(Data about app and page elements)
┏━━

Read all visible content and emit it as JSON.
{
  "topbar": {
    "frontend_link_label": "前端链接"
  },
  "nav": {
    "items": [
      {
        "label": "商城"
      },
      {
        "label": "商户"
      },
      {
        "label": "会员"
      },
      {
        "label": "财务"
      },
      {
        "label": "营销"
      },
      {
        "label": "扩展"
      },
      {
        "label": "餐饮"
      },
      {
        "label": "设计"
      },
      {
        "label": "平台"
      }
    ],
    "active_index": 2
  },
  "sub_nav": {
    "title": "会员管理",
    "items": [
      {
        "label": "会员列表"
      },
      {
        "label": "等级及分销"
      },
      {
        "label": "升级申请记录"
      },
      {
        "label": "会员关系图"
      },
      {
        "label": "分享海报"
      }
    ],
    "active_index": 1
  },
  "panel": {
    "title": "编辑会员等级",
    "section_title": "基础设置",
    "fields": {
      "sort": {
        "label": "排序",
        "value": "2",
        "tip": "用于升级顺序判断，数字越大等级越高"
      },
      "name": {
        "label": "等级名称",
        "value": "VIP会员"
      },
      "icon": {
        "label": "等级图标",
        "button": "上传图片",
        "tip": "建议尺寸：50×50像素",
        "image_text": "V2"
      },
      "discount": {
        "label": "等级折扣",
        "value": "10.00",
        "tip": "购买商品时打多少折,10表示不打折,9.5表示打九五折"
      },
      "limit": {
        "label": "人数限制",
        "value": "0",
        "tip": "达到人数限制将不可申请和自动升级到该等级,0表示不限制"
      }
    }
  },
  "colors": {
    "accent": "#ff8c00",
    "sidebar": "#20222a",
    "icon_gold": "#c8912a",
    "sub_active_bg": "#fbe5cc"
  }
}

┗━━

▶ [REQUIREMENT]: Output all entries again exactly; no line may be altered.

▶ [THE COMPLETED TASK]:
Read all visible content and emit it as JSON.
{
  "topbar": {
    "frontend_link_label": "前端链接"
  },
  "nav": {
    "items": [
      {
        "label": "商城"
      },
      {
        "label": "商户"
      },
      {
        "label": "会员"
      },
      {
        "label": "财务"
      },
      {
        "label": "营销"
      },
      {
        "label": "扩展"
      },
      {
        "label": "餐饮"
      },
      {
        "label": "设计"
      },
      {
        "label": "平台"
      }
    ],
    "active_index": 2
  },
  "sub_nav": {
    "title": "会员管理",
    "items": [
      {
        "label": "会员列表"
      },
      {
        "label": "等级及分销"
      },
      {
        "label": "升级申请记录"
      },
      {
        "label": "会员关系图"
      },
      {
        "label": "分享海报"
      }
    ],
    "active_index": 1
  },
  "panel": {
    "title": "编辑会员等级",
    "section_title": "基础设置",
    "fields": {
      "sort": {
        "label": "排序",
        "value": "2",
        "tip": "用于升级顺序判断，数字越大等级越高"
      },
      "name": {
        "label": "等级名称",
        "value": "VIP会员"
      },
      "icon": {
        "label": "等级图标",
        "button": "上传图片",
        "tip": "建议尺寸：50×50像素",
        "image_text": "V2"
      },
      "discount": {
        "label": "等级折扣",
        "value": "10.00",
        "tip": "购买商品时打多少折,10表示不打折,9.5表示打九五折"
      },
      "limit": {
        "label": "人数限制",
        "value": "0",
        "tip": "达到人数限制将不可申请和自动升级到该等级,0表示不限制"
      }
    }
  },
  "colors": {
    "accent": "#ff8c00",
    "sidebar": "#20222a",
    "icon_gold": "#c8912a",
    "sub_active_bg": "#fbe5cc"
  }
}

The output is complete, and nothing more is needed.